» Task to complete: An exact copy of every entry below is required, and no picture may appear in it.

» Information given:
== Segment start ==

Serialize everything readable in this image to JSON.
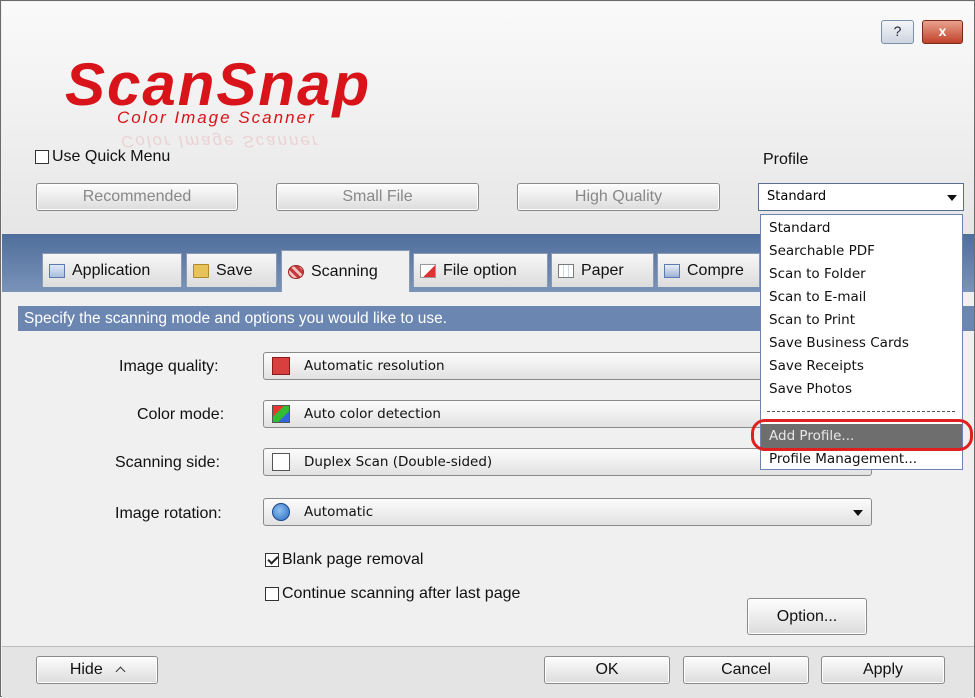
{
  "titlebar": {
    "help_label": "?",
    "close_label": "x"
  },
  "logo": {
    "brand": "ScanSnap",
    "subtitle": "Color Image Scanner"
  },
  "quick_menu": {
    "label": "Use Quick Menu",
    "checked": false
  },
  "presets": {
    "recommended": "Recommended",
    "small_file": "Small File",
    "high_quality": "High Quality"
  },
  "profile": {
    "label": "Profile",
    "selected": "Standard",
    "options": [
      "Standard",
      "Searchable PDF",
      "Scan to Folder",
      "Scan to E-mail",
      "Scan to Print",
      "Save Business Cards",
      "Save Receipts",
      "Save Photos"
    ],
    "add_profile": "Add Profile...",
    "profile_management": "Profile Management..."
  },
  "tabs": [
    {
      "label": "Application",
      "icon": "application-icon"
    },
    {
      "label": "Save",
      "icon": "folder-icon"
    },
    {
      "label": "Scanning",
      "icon": "scanning-icon"
    },
    {
      "label": "File option",
      "icon": "file-option-icon"
    },
    {
      "label": "Paper",
      "icon": "paper-icon"
    },
    {
      "label": "Compre",
      "icon": "compression-icon"
    }
  ],
  "banner": "Specify the scanning mode and options you would like to use.",
  "settings": {
    "image_quality": {
      "label": "Image quality:",
      "value": "Automatic resolution"
    },
    "color_mode": {
      "label": "Color mode:",
      "value": "Auto color detection"
    },
    "scanning_side": {
      "label": "Scanning side:",
      "value": "Duplex Scan (Double-sided)"
    },
    "image_rotation": {
      "label": "Image rotation:",
      "value": "Automatic"
    }
  },
  "options": {
    "blank_page": {
      "label": "Blank page removal",
      "checked": true
    },
    "continue": {
      "label": "Continue scanning after last page",
      "checked": false
    },
    "option_button": "Option..."
  },
  "footer": {
    "hide": "Hide",
    "ok": "OK",
    "cancel": "Cancel",
    "apply": "Apply"
  },
  "colors": {
    "brand_red": "#d8141a",
    "tab_strip": "#5a78a6",
    "banner": "#6b86b0",
    "highlight_ring": "#e0201e"
  }
}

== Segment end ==

» Response to the exercise:
Serialize everything readable in this image to JSON.
{
  "titlebar": {
    "help_label": "?",
    "close_label": "x"
  },
  "logo": {
    "brand": "ScanSnap",
    "subtitle": "Color Image Scanner"
  },
  "quick_menu": {
    "label": "Use Quick Menu",
    "checked": false
  },
  "presets": {
    "recommended": "Recommended",
    "small_file": "Small File",
    "high_quality": "High Quality"
  },
  "profile": {
    "label": "Profile",
    "selected": "Standard",
    "options": [
      "Standard",
      "Searchable PDF",
      "Scan to Folder",
      "Scan to E-mail",
      "Scan to Print",
      "Save Business Cards",
      "Save Receipts",
      "Save Photos"
    ],
    "add_profile": "Add Profile...",
    "profile_management": "Profile Management..."
  },
  "tabs": [
    {
      "label": "Application",
      "icon": "application-icon"
    },
    {
      "label": "Save",
      "icon": "folder-icon"
    },
    {
      "label": "Scanning",
      "icon": "scanning-icon"
    },
    {
      "label": "File option",
      "icon": "file-option-icon"
    },
    {
      "label": "Paper",
      "icon": "paper-icon"
    },
    {
      "label": "Compre",
      "icon": "compression-icon"
    }
  ],
  "banner": "Specify the scanning mode and options you would like to use.",
  "settings": {
    "image_quality": {
      "label": "Image quality:",
      "value": "Automatic resolution"
    },
    "color_mode": {
      "label": "Color mode:",
      "value": "Auto color detection"
    },
    "scanning_side": {
      "label": "Scanning side:",
      "value": "Duplex Scan (Double-sided)"
    },
    "image_rotation": {
      "label": "Image rotation:",
      "value": "Automatic"
    }
  },
  "options": {
    "blank_page": {
      "label": "Blank page removal",
      "checked": true
    },
    "continue": {
      "label": "Continue scanning after last page",
      "checked": false
    },
    "option_button": "Option..."
  },
  "footer": {
    "hide": "Hide",
    "ok": "OK",
    "cancel": "Cancel",
    "apply": "Apply"
  },
  "colors": {
    "brand_red": "#d8141a",
    "tab_strip": "#5a78a6",
    "banner": "#6b86b0",
    "highlight_ring": "#e0201e"
  }
}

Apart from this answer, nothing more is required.